A NEW collection of children's stories aimed at raising money for a hospital charity has been launched in Helensburgh.

All proceeds from Michael Angus's book, The Pointless Rose, will go to the Glasgow Children's Hospital Charity, which supports the work of the city's Royal Hospital for Children.

The book was written for, and in memory of, Michael's son Christopher, who died aged six in 2014 following a long battle against complex heart rate and heart rhythm problems caused by a rare genetic mutation.

Saturday's launch event was attended by Michael's wife Angela, 11-year-old daughter Katie – who produced all the illustrations and photographs in the book – and family and friends from the local area and far beyond.

Michael said: “This book was Christopher's book.
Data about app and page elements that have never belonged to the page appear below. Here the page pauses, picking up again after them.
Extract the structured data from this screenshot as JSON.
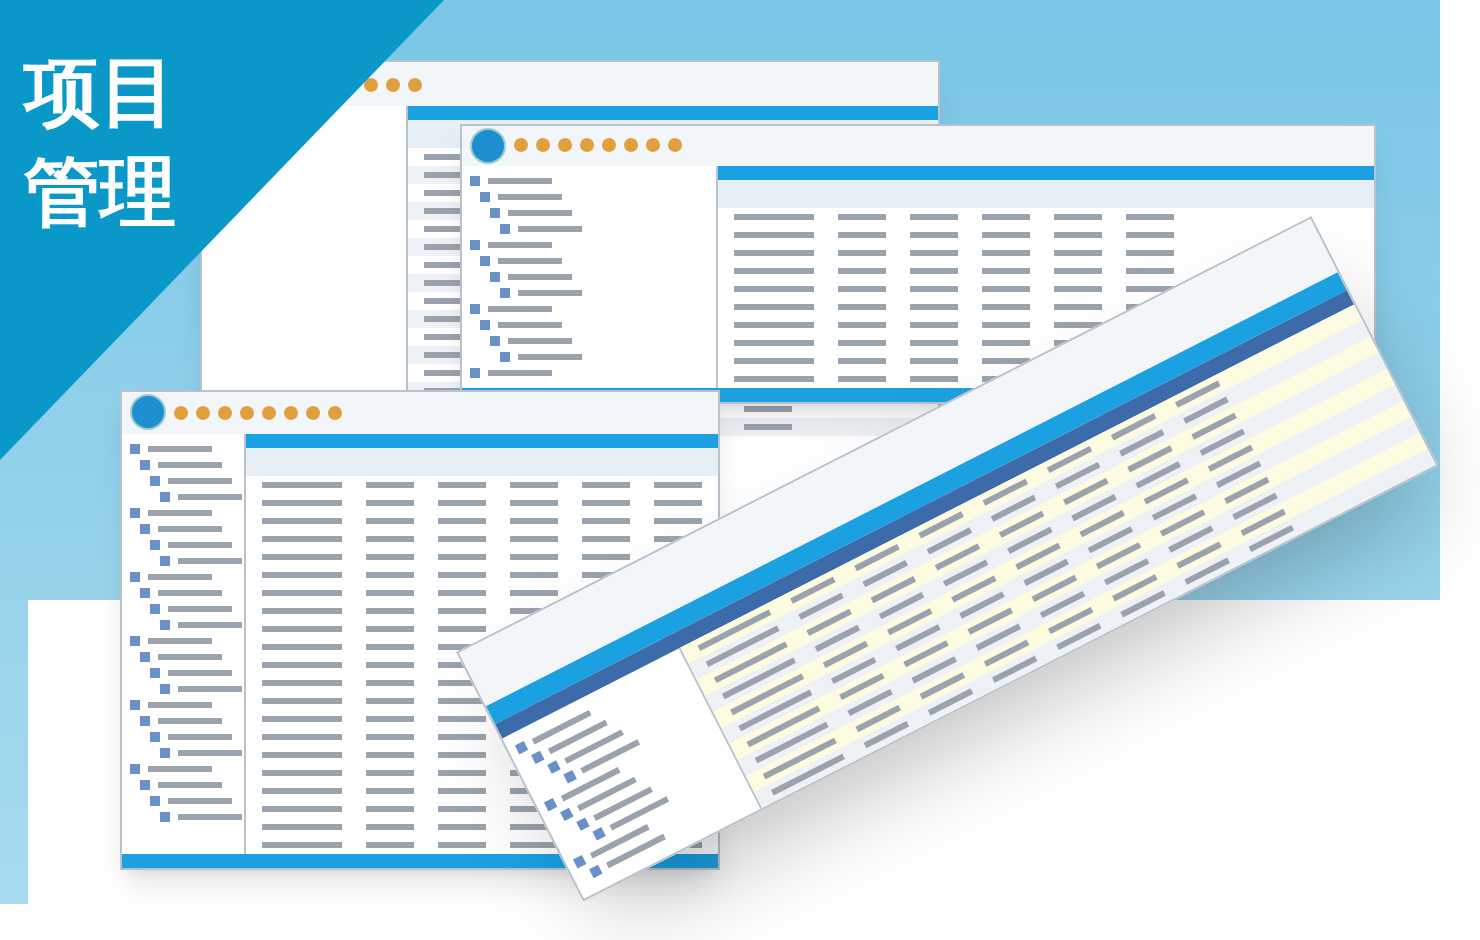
{
  "banner": {
    "title_lines": [
      "项目",
      "管理"
    ]
  }
}
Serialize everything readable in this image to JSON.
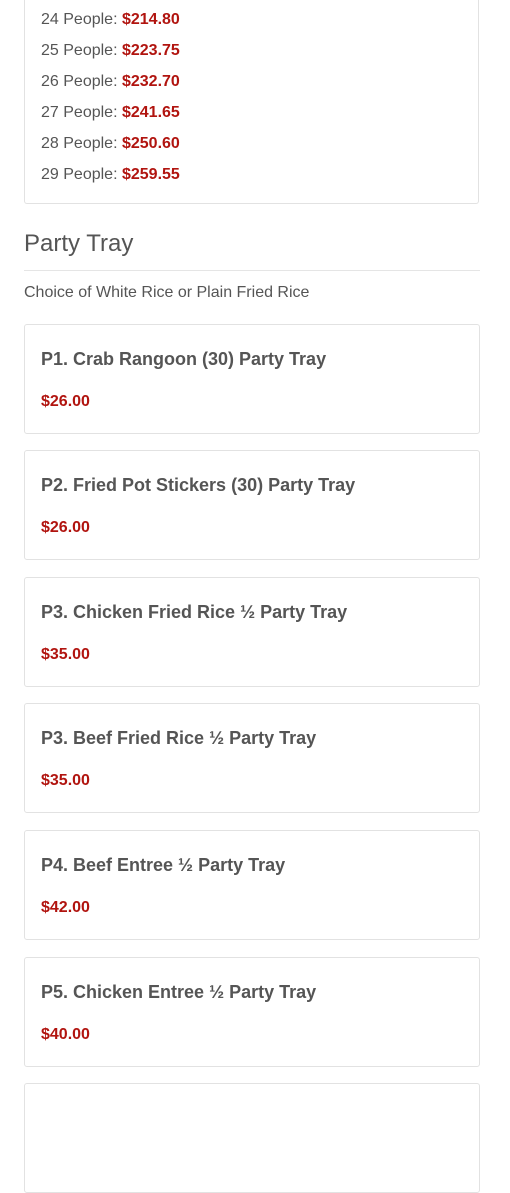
{
  "price_list": [
    {
      "label": "24 People:",
      "amount": "$214.80"
    },
    {
      "label": "25 People:",
      "amount": "$223.75"
    },
    {
      "label": "26 People:",
      "amount": "$232.70"
    },
    {
      "label": "27 People:",
      "amount": "$241.65"
    },
    {
      "label": "28 People:",
      "amount": "$250.60"
    },
    {
      "label": "29 People:",
      "amount": "$259.55"
    }
  ],
  "section": {
    "title": "Party Tray",
    "description": "Choice of White Rice or Plain Fried Rice"
  },
  "items": [
    {
      "name": "P1. Crab Rangoon (30) Party Tray",
      "price": "$26.00"
    },
    {
      "name": "P2. Fried Pot Stickers (30) Party Tray",
      "price": "$26.00"
    },
    {
      "name": "P3. Chicken Fried Rice ½ Party Tray",
      "price": "$35.00"
    },
    {
      "name": "P3. Beef Fried Rice ½ Party Tray",
      "price": "$35.00"
    },
    {
      "name": "P4. Beef Entree ½ Party Tray",
      "price": "$42.00"
    },
    {
      "name": "P5. Chicken Entree ½ Party Tray",
      "price": "$40.00"
    }
  ],
  "colors": {
    "price_accent": "#b1140f",
    "text": "#555555",
    "border": "#e2e2e2"
  }
}
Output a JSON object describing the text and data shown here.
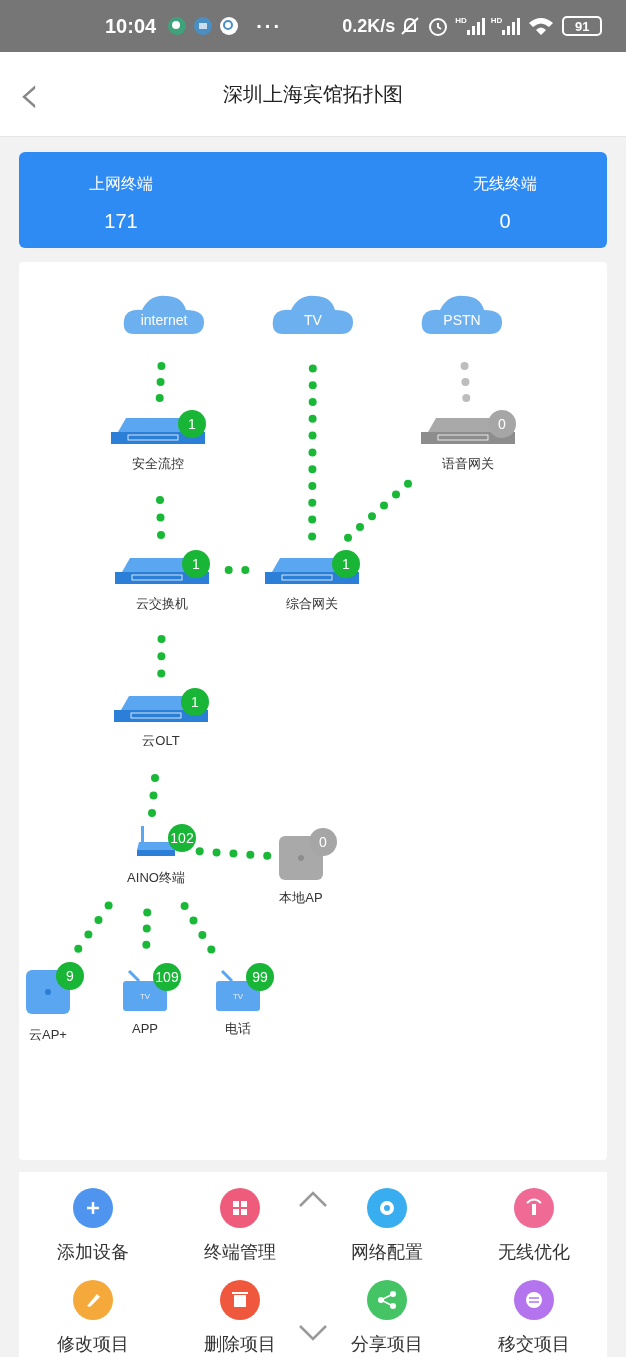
{
  "status_bar": {
    "time": "10:04",
    "more": "···",
    "speed": "0.2K/s",
    "hd": [
      "HD",
      "HD"
    ],
    "battery": "91"
  },
  "header": {
    "back": "‹",
    "title": "深圳上海宾馆拓扑图"
  },
  "summary": [
    {
      "label": "上网终端",
      "value": "171"
    },
    {
      "label": "无线终端",
      "value": "0"
    }
  ],
  "topology": {
    "nodes": [
      {
        "kind": "cloud",
        "label": "internet"
      },
      {
        "kind": "cloud",
        "label": "TV"
      },
      {
        "kind": "cloud",
        "label": "PSTN"
      },
      {
        "kind": "gateway",
        "label": "安全流控",
        "count": "1",
        "online": true
      },
      {
        "kind": "switch",
        "label": "语音网关",
        "count": "0",
        "online": false
      },
      {
        "kind": "switch",
        "label": "云交换机",
        "count": "1",
        "online": true
      },
      {
        "kind": "gateway",
        "label": "综合网关",
        "count": "1",
        "online": true
      },
      {
        "kind": "switch",
        "label": "云OLT",
        "count": "1",
        "online": true
      },
      {
        "kind": "router",
        "label": "AINO终端",
        "count": "102",
        "online": true
      },
      {
        "kind": "ap",
        "label": "本地AP",
        "count": "0",
        "online": false
      },
      {
        "kind": "ap",
        "label": "云AP+",
        "count": "9",
        "online": true
      },
      {
        "kind": "tv",
        "label": "APP",
        "screen_text": "TV",
        "count": "109",
        "online": true
      },
      {
        "kind": "tv",
        "label": "电话",
        "screen_text": "TV",
        "count": "99",
        "online": true
      }
    ],
    "links": [
      {
        "active": true
      },
      {
        "active": true
      },
      {
        "active": false
      },
      {
        "active": true
      },
      {
        "active": true
      },
      {
        "active": true
      },
      {
        "active": true
      },
      {
        "active": true
      },
      {
        "active": true
      },
      {
        "active": true
      },
      {
        "active": true
      },
      {
        "active": true
      }
    ]
  },
  "actions": [
    {
      "label": "添加设备"
    },
    {
      "label": "终端管理"
    },
    {
      "label": "网络配置"
    },
    {
      "label": "无线优化"
    },
    {
      "label": "修改项目"
    },
    {
      "label": "删除项目"
    },
    {
      "label": "分享项目"
    },
    {
      "label": "移交项目"
    }
  ]
}
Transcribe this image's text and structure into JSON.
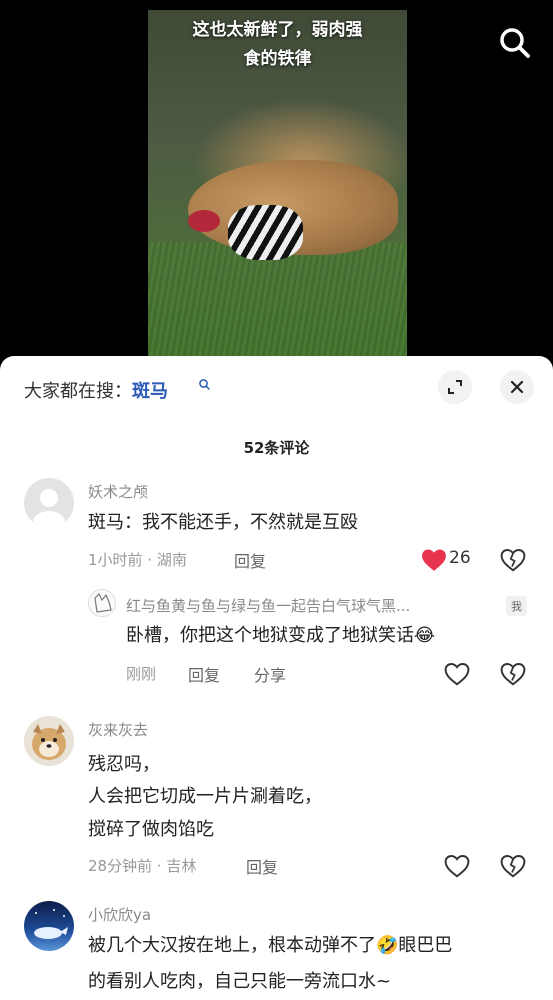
{
  "video": {
    "caption_line1": "这也太新鲜了，弱肉强",
    "caption_line2": "食的铁律"
  },
  "icons": {
    "search": "search-icon",
    "expand": "expand-icon",
    "close": "close-icon",
    "like": "heart-icon",
    "dislike": "broken-heart-icon"
  },
  "colors": {
    "accent_blue": "#2a59b8",
    "like_red": "#e8344e"
  },
  "sheet": {
    "trending_prefix": "大家都在搜：",
    "trending_term": "斑马",
    "comment_count": "52条评论"
  },
  "comments": [
    {
      "username": "妖术之颅",
      "content": "斑马：我不能还手，不然就是互殴",
      "time": "1小时前 · 湖南",
      "reply_label": "回复",
      "likes": "26",
      "liked": true,
      "replies": [
        {
          "username": "红与鱼黄与鱼与绿与鱼一起告白气球气黑...",
          "badge": "我",
          "content": "卧槽，你把这个地狱变成了地狱笑话",
          "emoji": "😂",
          "time": "刚刚",
          "reply_label": "回复",
          "share_label": "分享"
        }
      ]
    },
    {
      "username": "灰来灰去",
      "content_lines": [
        "残忍吗，",
        "人会把它切成一片片涮着吃，",
        "搅碎了做肉馅吃"
      ],
      "time": "28分钟前 · 吉林",
      "reply_label": "回复"
    },
    {
      "username": "小欣欣ya",
      "content_line1_a": "被几个大汉按在地上，根本动弹不了",
      "emoji": "🤣",
      "content_line1_b": "眼巴巴",
      "content_line2": "的看别人吃肉，自己只能一旁流口水~"
    }
  ]
}
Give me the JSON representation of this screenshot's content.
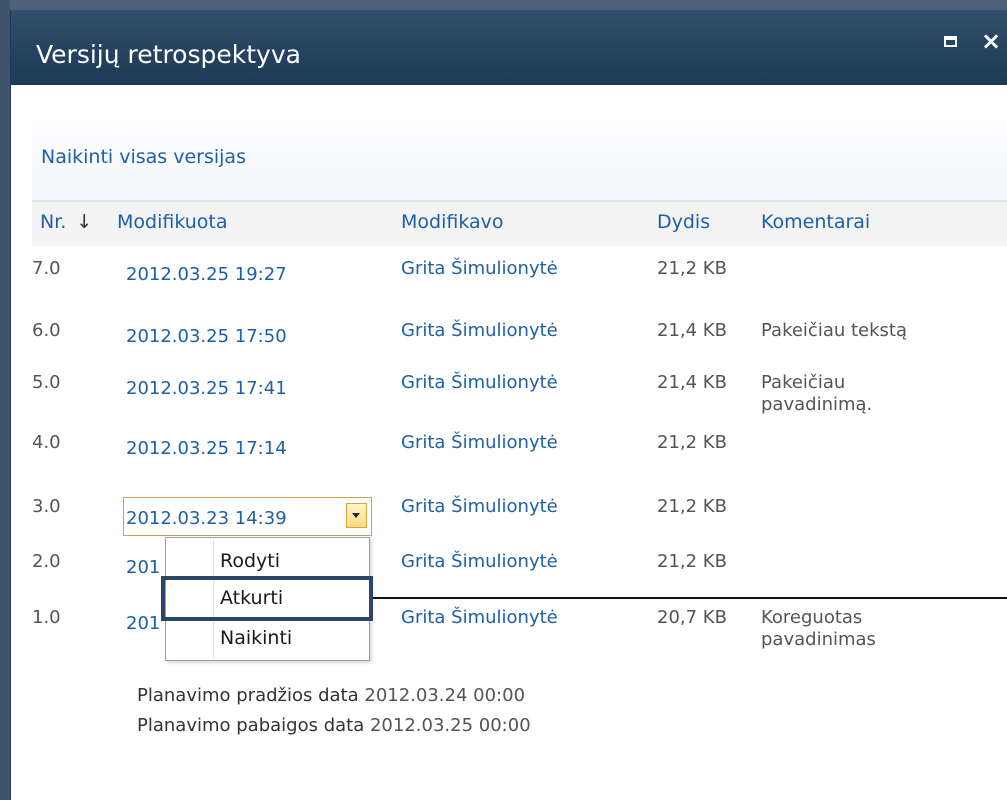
{
  "dialog": {
    "title": "Versijų retrospektyva"
  },
  "toolbar": {
    "delete_all_label": "Naikinti visas versijas"
  },
  "columns": {
    "number": "Nr.",
    "sort_indicator": "↓",
    "modified": "Modifikuota",
    "modified_by": "Modifikavo",
    "size": "Dydis",
    "comments": "Komentarai"
  },
  "versions": [
    {
      "number": "7.0",
      "modified": "2012.03.25 19:27",
      "author": "Grita Šimulionytė",
      "size": "21,2 KB",
      "comment": ""
    },
    {
      "number": "6.0",
      "modified": "2012.03.25 17:50",
      "author": "Grita Šimulionytė",
      "size": "21,4 KB",
      "comment": "Pakeičiau tekstą"
    },
    {
      "number": "5.0",
      "modified": "2012.03.25 17:41",
      "author": "Grita Šimulionytė",
      "size": "21,4 KB",
      "comment": "Pakeičiau pavadinimą."
    },
    {
      "number": "4.0",
      "modified": "2012.03.25 17:14",
      "author": "Grita Šimulionytė",
      "size": "21,2 KB",
      "comment": ""
    },
    {
      "number": "3.0",
      "modified": "2012.03.23 14:39",
      "author": "Grita Šimulionytė",
      "size": "21,2 KB",
      "comment": ""
    },
    {
      "number": "2.0",
      "modified": "201",
      "author": "Grita Šimulionytė",
      "size": "21,2 KB",
      "comment": ""
    },
    {
      "number": "1.0",
      "modified": "201",
      "author": "Grita Šimulionytė",
      "size": "20,7 KB",
      "comment": "Koreguotas pavadinimas"
    }
  ],
  "context_menu": {
    "items": [
      "Rodyti",
      "Atkurti",
      "Naikinti"
    ],
    "highlighted": "Atkurti"
  },
  "schedule": {
    "start_label": "Planavimo pradžios data",
    "start_value": "2012.03.24 00:00",
    "end_label": "Planavimo pabaigos data",
    "end_value": "2012.03.25 00:00"
  },
  "colors": {
    "link": "#1e5fa8",
    "titlebar": "#1c3956",
    "highlight_border": "#2b4766"
  },
  "icons": {
    "maximize": "maximize-icon",
    "close": "close-icon",
    "dropdown": "chevron-down-icon"
  }
}
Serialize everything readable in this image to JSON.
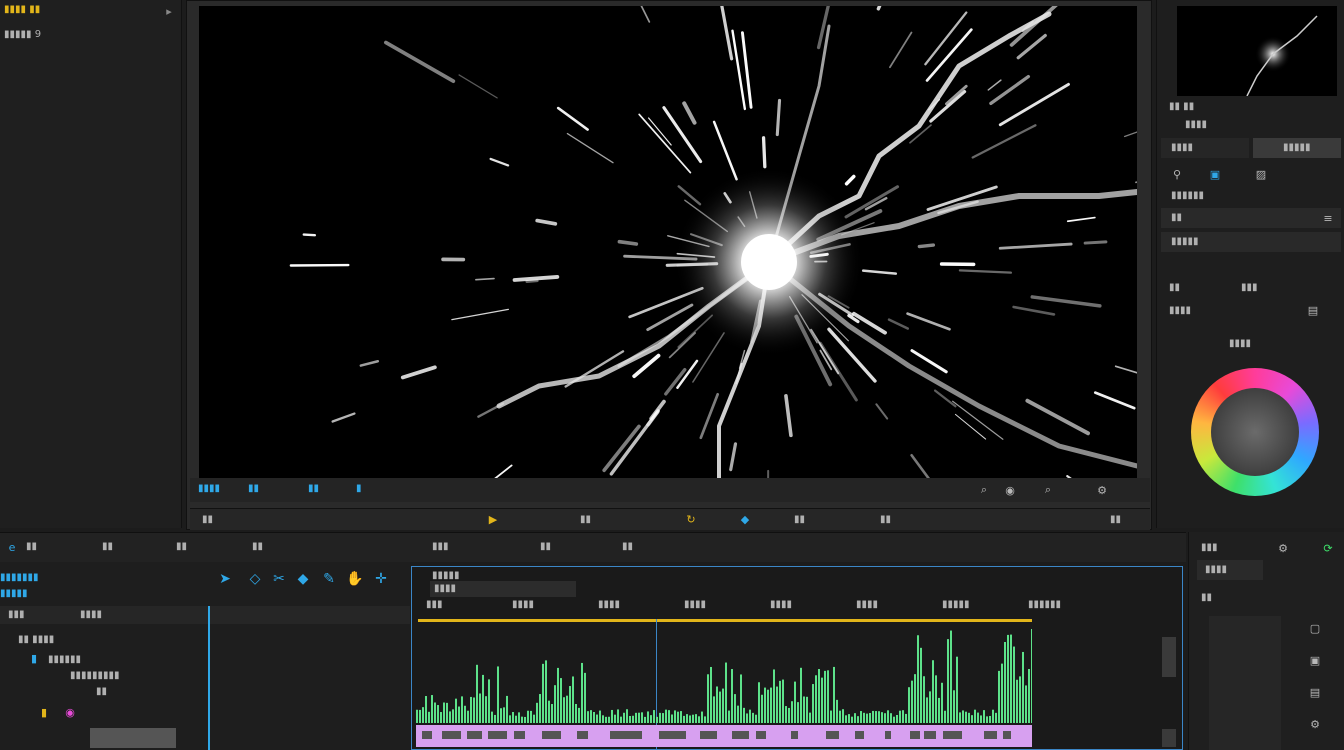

My first book, The Beautiful Cat, was written with, and for, Katie, and Christopher then asked 'where's mine?'.

“Most of the book was written after Christohper died.

“There will be a third book – 'The Good Hoover' – and loosely I thought the themes for each would be faith, hope and charity.

“It would have been very easy to write these stories as stories of hopelessness, but actually they all end happily, so they're all stories of hope.”

Among those present at the Victoria Halls were some of Michael's colleagues and students from the University of Strathclyde, where he works as a senior teaching fellow in the department of architecture.

“The original intention was to write stories about architecture,” Michael continued, “but I then wondered if there could be stories about architecture for children.”

The launch event also included readings by storyteller Alice Fernbank of two stories from the book – one called The Sacred Store, about a store in a small town which harbours a secret desire to transform its identity, and another called The Boy Who Changed The World, about a small boy whose magic pencil and flair for drawing and designing buildings changes the face of towns and cities across the globe.

Additionally the event featured speeches from Aileen McConnell, community campaigns manager with the Glasgow Children's Hospital Charity, and Dr Karen McLeod, Christopher's consultant, who also oversees the Christopher Angus Fund, set up by the family in Christopher's memory.

Dr McLeod explained that the money donated to the Christopher Angus Fund so far - £14,000 and counting as a result of Michael's fund-raising efforts, including walks in the Arctic and along the West Highland Way and the Great Wall of China – has been used to buy almost a hundred new Alivecor heart monitors.

“Those monitors have transformed our approach to diagnosing heart rhythm problems in children,” Dr McLeod said.

“It's a real honour and a privilege to be here to talk about the Christopher Angus Fund – and it was a real honour and privilege to be involved in Christopher's care.”

Saturday's event added more than £1,400 to the Christopher Angus Fund through sales of the book, which is also available to buy online via Amazon.

* Check out the Advertiser's Facebook page for a video clip of Aileen McConnell's speech at Saturday's launch event.